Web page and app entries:

------------------------------------------------

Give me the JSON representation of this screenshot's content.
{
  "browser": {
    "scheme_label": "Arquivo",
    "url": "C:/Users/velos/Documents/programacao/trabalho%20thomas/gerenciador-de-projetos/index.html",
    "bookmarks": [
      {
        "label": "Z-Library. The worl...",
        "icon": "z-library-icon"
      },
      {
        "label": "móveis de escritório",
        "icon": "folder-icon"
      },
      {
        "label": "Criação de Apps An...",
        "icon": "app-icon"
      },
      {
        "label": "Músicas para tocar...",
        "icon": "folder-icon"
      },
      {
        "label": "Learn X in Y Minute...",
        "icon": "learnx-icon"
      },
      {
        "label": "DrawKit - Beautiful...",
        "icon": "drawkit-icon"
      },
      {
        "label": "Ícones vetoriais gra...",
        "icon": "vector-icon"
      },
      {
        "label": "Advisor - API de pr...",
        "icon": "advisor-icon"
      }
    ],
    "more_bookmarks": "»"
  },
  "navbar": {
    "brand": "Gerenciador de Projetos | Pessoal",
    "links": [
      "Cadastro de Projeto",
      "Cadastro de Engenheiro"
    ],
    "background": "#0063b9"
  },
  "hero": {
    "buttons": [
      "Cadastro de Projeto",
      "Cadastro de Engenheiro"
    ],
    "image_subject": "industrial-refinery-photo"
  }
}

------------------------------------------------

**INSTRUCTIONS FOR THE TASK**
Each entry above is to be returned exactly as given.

**ANSWER BOX**
Give me the JSON representation of this screenshot's content.
{
  "browser": {
    "scheme_label": "Arquivo",
    "url": "C:/Users/velos/Documents/programacao/trabalho%20thomas/gerenciador-de-projetos/index.html",
    "bookmarks": [
      {
        "label": "Z-Library. The worl...",
        "icon": "z-library-icon"
      },
      {
        "label": "móveis de escritório",
        "icon": "folder-icon"
      },
      {
        "label": "Criação de Apps An...",
        "icon": "app-icon"
      },
      {
        "label": "Músicas para tocar...",
        "icon": "folder-icon"
      },
      {
        "label": "Learn X in Y Minute...",
        "icon": "learnx-icon"
      },
      {
        "label": "DrawKit - Beautiful...",
        "icon": "drawkit-icon"
      },
      {
        "label": "Ícones vetoriais gra...",
        "icon": "vector-icon"
      },
      {
        "label": "Advisor - API de pr...",
        "icon": "advisor-icon"
      }
    ],
    "more_bookmarks": "»"
  },
  "navbar": {
    "brand": "Gerenciador de Projetos | Pessoal",
    "links": [
      "Cadastro de Projeto",
      "Cadastro de Engenheiro"
    ],
    "background": "#0063b9"
  },
  "hero": {
    "buttons": [
      "Cadastro de Projeto",
      "Cadastro de Engenheiro"
    ],
    "image_subject": "industrial-refinery-photo"
  }
}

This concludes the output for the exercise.